When we have children, we often dream about all the things we’ll teach them, all the wisdom we’ll impart, and all the amazing things we’ll show them in life. What we don’t realize is how much we will learn from them. If any parent stops to listen and watch his child, he is sure to gain a new level of understanding of the world. Here are some of the most significant things that our panel of experts has learned from their own children.
How to Love
Whether they’re loving a dog or a mean older brother, children truly know the meaning of unconditional love. They don’t love because they get something out of it. Rather, they love because they were created to love and be loved. Gervase Kolmos, a freelance writer, editor, and life coach, said that her dislike of dogs was drastically changed when she watched her one-year old love on dogs. “It’s as if I’m seeing the animal through her eyes and I love it too,” she said. “Meanwhile I came dangerously close to adopting a dog with her recently because just watching how sweet and loving she was with it made me tear up.”
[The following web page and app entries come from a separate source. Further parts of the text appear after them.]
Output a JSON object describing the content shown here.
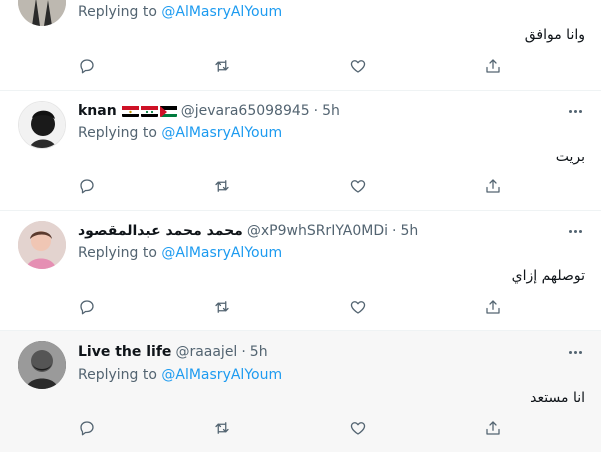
{
  "replying_prefix": "Replying to ",
  "tweets": [
    {
      "name": "",
      "handle": "",
      "time": "",
      "replying_to": "@AlMasryAlYoum",
      "text": "وانا موافق"
    },
    {
      "name": "knan",
      "flags": [
        "egypt-flag",
        "syria-flag",
        "palestine-flag"
      ],
      "handle": "@jevara65098945",
      "separator": "·",
      "time": "5h",
      "replying_to": "@AlMasryAlYoum",
      "text": "بريت"
    },
    {
      "name": "محمد محمد عبدالمقصود",
      "handle": "@xP9whSRrIYA0MDi",
      "separator": "·",
      "time": "5h",
      "replying_to": "@AlMasryAlYoum",
      "text": "توصلهم إزاي"
    },
    {
      "name": "Live the life",
      "handle": "@raaajel",
      "separator": "·",
      "time": "5h",
      "replying_to": "@AlMasryAlYoum",
      "text": "انا مستعد"
    }
  ],
  "action_icons": [
    "reply-icon",
    "retweet-icon",
    "like-icon",
    "share-icon"
  ],
  "colors": {
    "accent": "#1d9bf0",
    "secondary_text": "#536471",
    "highlight_bg": "#f7f7f7"
  }
}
Our children teach us that love is not a feeling, but a choice, a great lesson that many of us need to remember on a daily basis.
How to Forgive
Along the same lines as loving unconditionally, forgiveness is a hard thing for adults. But for kids, it’s as simple as choosing to forgive. Children somehow know that little things aren’t worth staying mad over, and they generally choose to move on very quickly. Danielle Larkin of tiny-trots, LLC said, “I have two boys, and while one beats on the other, the assaulted will still give his brother a hug or his lovey. As a result I’ve learned to forgive, forget, and move on.”
How to Say “No”
Children want the best from everyone around them. They somehow understand that saying “no” can often be the best answer. Single mom lifestyle expert Kerri Zane said, “One of the most surprising things my daughters taught me is it’s okay to say no. Even to them! They’d rather have me not do something and not have a stressed out mama, than to overdo it and be grouchy.”
How to Be Assertive
Simply having children tends to make us more assertive because we’re willing to fight for our kids than we are for ourselves. But as our children grow, they become more assertive and willing to stand up for themselves (and us!). The founder of PresentParentTraining.com, Sherlyn Pang Luedtke, said “My kids, now ages 5 and 10, taught me to be assertive and ask. When they were potty-training and needed to go and there was a long line in the public restroom; I did not hesitate to ask the ladies if they would be willing to let us go first. By the same token, I am also very willing to let others go first.”
Kids truly are sources of knowledge that goes far beyond their young years. When we take a moment to observe them and interact with them, we are refreshed and encouraged by the important life lessons that we gain from their wholesome take on the world.